Oh wedding etiquette. Here at Bayside Bride we are all about the modern, non-traditional weddings, but of course there should always be a level of etiquette a bride (and groom) should follow when planning for their big day! We reached out to you through our social media and asked for those etiquette questions that had you stumped and boy did you have some good ones…
“How does one gracefully handle the “Backup Guest List?” A backup guest list sounds like a bit of a sticky situation to me. I completely understand the reasoning behind the backup guest list, but I think it’s important to realize and be prepared that you may have some hurt feelings on your hands if a “backup” guest realizes they weren’t a first choice. If you believe a backup list is important to your wedding, a general rule should be as the declines come in, the invitations go out. Set a cut off deadline – no more backup invites go out after such and such date. Also, take time to think about why you have a backup list – is it to meet an ideal number or is it because you have so many loved ones that it just isn’t in the budget or the venue has size restrictions? If it is the first, maybe that list isn’t such a good idea. Your wedding is about sharing your day with the people that mean the most to you after all.
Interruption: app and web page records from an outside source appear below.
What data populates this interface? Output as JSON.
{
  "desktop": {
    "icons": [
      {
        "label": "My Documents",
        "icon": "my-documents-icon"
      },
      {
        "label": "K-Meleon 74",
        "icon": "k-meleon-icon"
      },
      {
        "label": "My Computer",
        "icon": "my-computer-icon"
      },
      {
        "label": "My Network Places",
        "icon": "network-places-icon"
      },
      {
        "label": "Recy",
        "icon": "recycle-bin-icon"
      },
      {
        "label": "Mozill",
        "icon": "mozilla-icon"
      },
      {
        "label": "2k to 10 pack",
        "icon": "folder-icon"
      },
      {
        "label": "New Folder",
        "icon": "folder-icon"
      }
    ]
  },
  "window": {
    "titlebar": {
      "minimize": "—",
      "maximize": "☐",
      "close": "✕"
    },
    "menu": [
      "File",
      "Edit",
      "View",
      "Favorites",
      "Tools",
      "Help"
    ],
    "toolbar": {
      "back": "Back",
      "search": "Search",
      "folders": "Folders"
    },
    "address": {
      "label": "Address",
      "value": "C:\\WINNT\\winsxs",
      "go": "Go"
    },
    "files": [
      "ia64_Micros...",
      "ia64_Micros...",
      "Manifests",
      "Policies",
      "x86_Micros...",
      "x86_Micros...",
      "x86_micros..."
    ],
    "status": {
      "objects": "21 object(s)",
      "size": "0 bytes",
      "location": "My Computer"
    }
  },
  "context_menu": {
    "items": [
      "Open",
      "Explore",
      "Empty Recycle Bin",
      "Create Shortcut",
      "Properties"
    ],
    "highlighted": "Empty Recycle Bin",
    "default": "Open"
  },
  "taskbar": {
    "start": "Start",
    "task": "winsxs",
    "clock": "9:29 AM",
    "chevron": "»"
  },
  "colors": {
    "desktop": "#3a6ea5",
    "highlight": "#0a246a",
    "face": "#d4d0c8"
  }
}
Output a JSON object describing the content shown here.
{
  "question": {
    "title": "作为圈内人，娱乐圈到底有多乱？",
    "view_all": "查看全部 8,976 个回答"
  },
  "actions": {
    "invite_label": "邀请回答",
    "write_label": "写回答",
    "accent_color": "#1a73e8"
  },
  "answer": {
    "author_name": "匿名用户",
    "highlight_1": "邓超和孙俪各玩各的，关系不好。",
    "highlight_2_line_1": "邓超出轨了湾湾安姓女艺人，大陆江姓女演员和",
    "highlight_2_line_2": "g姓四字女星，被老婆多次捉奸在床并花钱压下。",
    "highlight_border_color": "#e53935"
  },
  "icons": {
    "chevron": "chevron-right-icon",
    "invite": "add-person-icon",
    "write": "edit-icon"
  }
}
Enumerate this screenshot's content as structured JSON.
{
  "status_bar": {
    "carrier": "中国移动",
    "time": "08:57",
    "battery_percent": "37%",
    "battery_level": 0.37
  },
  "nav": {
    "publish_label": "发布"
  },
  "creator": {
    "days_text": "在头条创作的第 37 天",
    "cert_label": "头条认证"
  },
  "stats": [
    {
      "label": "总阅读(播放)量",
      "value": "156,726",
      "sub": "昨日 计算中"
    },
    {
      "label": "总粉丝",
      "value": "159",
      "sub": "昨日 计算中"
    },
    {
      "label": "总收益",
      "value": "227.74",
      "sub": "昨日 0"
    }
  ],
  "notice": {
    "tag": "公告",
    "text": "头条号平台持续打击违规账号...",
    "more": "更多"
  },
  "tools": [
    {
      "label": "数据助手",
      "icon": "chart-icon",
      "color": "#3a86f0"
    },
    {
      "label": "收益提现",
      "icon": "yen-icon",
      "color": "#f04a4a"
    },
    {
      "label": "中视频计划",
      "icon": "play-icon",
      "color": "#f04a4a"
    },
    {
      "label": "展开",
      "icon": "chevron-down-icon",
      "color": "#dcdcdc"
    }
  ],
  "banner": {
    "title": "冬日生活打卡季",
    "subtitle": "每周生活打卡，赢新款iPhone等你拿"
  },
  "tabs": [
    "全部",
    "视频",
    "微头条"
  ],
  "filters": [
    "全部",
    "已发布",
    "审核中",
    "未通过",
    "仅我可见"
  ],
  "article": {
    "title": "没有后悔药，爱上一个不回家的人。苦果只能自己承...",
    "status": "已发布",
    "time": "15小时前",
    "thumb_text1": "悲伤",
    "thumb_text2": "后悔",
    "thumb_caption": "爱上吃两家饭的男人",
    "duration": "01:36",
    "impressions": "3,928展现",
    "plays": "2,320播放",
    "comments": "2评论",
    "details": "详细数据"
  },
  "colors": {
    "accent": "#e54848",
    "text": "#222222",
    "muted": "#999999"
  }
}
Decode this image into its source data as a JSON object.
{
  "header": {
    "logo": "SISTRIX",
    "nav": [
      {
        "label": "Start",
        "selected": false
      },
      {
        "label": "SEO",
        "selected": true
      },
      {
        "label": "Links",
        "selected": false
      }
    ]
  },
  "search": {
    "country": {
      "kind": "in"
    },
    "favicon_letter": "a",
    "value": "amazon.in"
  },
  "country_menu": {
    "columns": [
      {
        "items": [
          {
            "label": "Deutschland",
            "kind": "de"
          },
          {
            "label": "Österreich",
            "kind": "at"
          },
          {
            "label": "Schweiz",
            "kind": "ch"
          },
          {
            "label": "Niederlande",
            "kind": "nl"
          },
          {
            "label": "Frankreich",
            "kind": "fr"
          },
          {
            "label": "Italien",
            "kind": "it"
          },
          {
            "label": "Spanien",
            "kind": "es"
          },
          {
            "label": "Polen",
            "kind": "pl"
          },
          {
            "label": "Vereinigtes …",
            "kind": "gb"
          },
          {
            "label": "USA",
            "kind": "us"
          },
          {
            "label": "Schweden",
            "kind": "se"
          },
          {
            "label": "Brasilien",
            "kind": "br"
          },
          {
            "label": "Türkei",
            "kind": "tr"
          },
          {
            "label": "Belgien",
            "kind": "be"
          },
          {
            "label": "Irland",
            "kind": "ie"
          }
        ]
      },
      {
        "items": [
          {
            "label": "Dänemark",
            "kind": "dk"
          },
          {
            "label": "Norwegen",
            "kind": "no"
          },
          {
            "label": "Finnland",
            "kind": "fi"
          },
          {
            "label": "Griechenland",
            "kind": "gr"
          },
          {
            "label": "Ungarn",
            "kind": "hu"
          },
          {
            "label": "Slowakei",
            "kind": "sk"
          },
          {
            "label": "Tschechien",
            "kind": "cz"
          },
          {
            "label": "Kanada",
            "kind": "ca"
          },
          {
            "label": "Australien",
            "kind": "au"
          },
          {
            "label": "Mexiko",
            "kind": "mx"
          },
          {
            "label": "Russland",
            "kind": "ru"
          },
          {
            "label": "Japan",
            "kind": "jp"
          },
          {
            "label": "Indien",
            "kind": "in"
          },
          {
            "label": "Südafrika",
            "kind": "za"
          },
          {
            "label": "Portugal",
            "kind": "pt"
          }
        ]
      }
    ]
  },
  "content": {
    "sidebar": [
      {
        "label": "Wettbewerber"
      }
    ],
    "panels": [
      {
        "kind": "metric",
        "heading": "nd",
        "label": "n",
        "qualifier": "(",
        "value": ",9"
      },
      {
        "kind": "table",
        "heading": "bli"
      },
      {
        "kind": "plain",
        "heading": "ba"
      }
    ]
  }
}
“If I’m invited to theirs, do I have to invite them to ours?” I don’t believe you should ever feel obligated to invite anyone you do not want to to your big day, however, I understand the dilemma. If you’re asking yourself this question, it’s likely that the person (or people) in question are more of an acquaintance rather than close friend or family. Consider your relationship with this person now and in the future. If the bride (or groom) is your great aunt’s grandchild that lives across the country, I personally wouldn’t feel too bad leaving them off the guest list! However, if it is a new acquaintance whom you see yourself becoming closer to in the future, you may want to include them.
“We have a professional photographer that is taking care of the entire ceremony. How do we ask guests to not take pictures with cell phones and digital cameras?” Having “guest photographers” (provided they stay seated and are completely out of the way of your photographer) can help flood social media with #hashtags and pictures of your big day. However, I understand that some people like to have an “unplugged” wedding, the idea that phones and cameras are completely shut off and the pictures are left to the professionals. If this is the case, I suggest including a quick note in the program or a sign near the entrance asking your guests to enjoy the moment through their own eyes and not through the screens of their smartphone. We even have some free downloadable inserts already available for you. After all, they’ll be able to enjoy professional quality images of your day without seeing the glow of iPhones in every shot! Regardless, we encourage you to read this article from the perspective of Natalie Franke Photography to help inform your choice.
“What is the deadline for thank you notes? I always heard one year.” Contrary to popular belief, you do not have one year to send your Thank You notes. The idea of one year stems from the rule that technically your guests have one year to send a gift (though that custom has it’s own rules). Your Thank You notes should be sent in a timely manner after the gifts arrival. Need time to get settled after all of that hustle and bustle? Three months, tops, should be your maximum.
“How do we request an adults only reception?” While it seems like the easiest way, marking “Adults Only” or “No Children” on your invitations is actually not the way to go as it can seem a bit harsh. When addressing your envelopes, leave children off both the front and inner envelopes. Let your close friends, family, and your wedding party know of your request so in the case that your friend Jane misses the subtle hint, they are able to pass it along to her or whomever else on your behalf. If you believe for any reason that a majority of your wedding invitees may need a not-so-subtle hint, think about adding checkboxes labeled one or two guests attending instead of your typical “M” line to your R.S.V.P. cards.
“If you’re inviting children to your wedding, should their names be on the front envelope?” Children typically should be left off the front envelope and should be placed on the inner, more informal, envelope. You should also avoid adding “and Family” as it is too simplistic for formal invitations. An outer envelope should be thorough and complete with no abbreviations.
These questions are just the tip of the etiquette iceberg! Etiquette can be tough, but remember this is your big day. If you feel that something is right for you and your wedding, don’t let the “rules” deter you. Have fun and start your own traditions!